*** Data supplied Section Begins ***

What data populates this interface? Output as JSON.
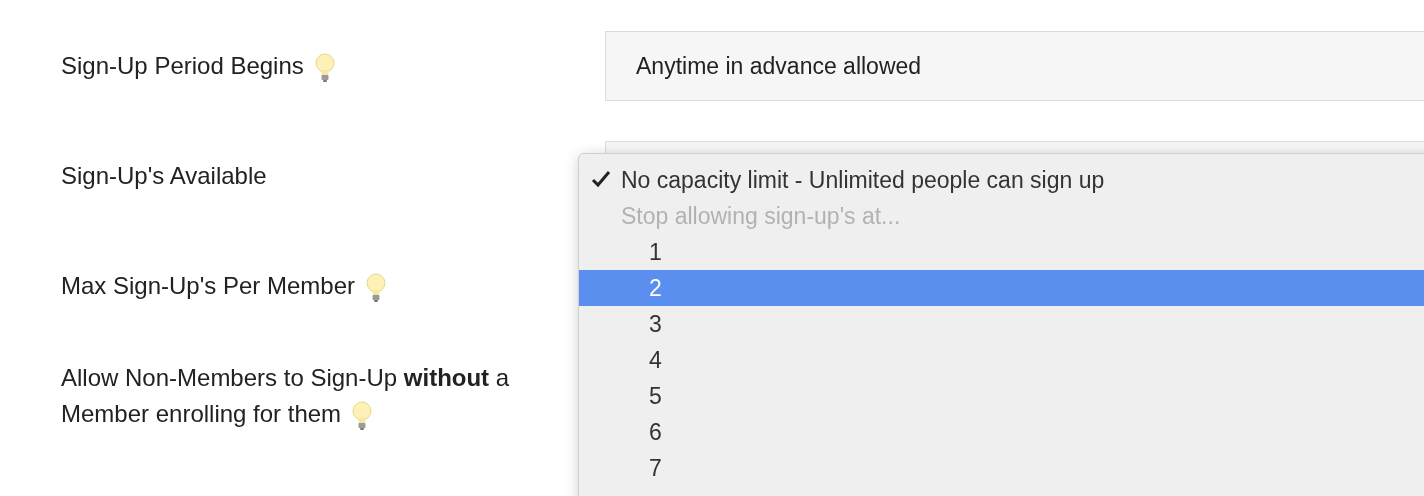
{
  "settings": [
    {
      "label": "Sign-Up Period Begins",
      "hint": true,
      "value": "Anytime in advance allowed"
    },
    {
      "label": "Sign-Up's Available",
      "hint": false
    },
    {
      "label": "Max Sign-Up's Per Member",
      "hint": true
    },
    {
      "label": "Allow Non-Members to Sign-Up **without** a Member enrolling for them",
      "hint": true
    }
  ],
  "dropdown_menu": {
    "items": [
      {
        "kind": "option",
        "label": "No capacity limit - Unlimited people can sign up",
        "checked": true,
        "selected": false
      },
      {
        "kind": "header",
        "label": "Stop allowing sign-up's at..."
      },
      {
        "kind": "option",
        "label": "1",
        "checked": false,
        "selected": false
      },
      {
        "kind": "option",
        "label": "2",
        "checked": false,
        "selected": true
      },
      {
        "kind": "option",
        "label": "3",
        "checked": false,
        "selected": false
      },
      {
        "kind": "option",
        "label": "4",
        "checked": false,
        "selected": false
      },
      {
        "kind": "option",
        "label": "5",
        "checked": false,
        "selected": false
      },
      {
        "kind": "option",
        "label": "6",
        "checked": false,
        "selected": false
      },
      {
        "kind": "option",
        "label": "7",
        "checked": false,
        "selected": false
      }
    ]
  }
}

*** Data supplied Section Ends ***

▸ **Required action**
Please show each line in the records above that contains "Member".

▸ **Completed task**
      "label": "Max Sign-Up's Per Member",
      "label": "Allow Non-Members to Sign-Up **without** a Member enrolling for them",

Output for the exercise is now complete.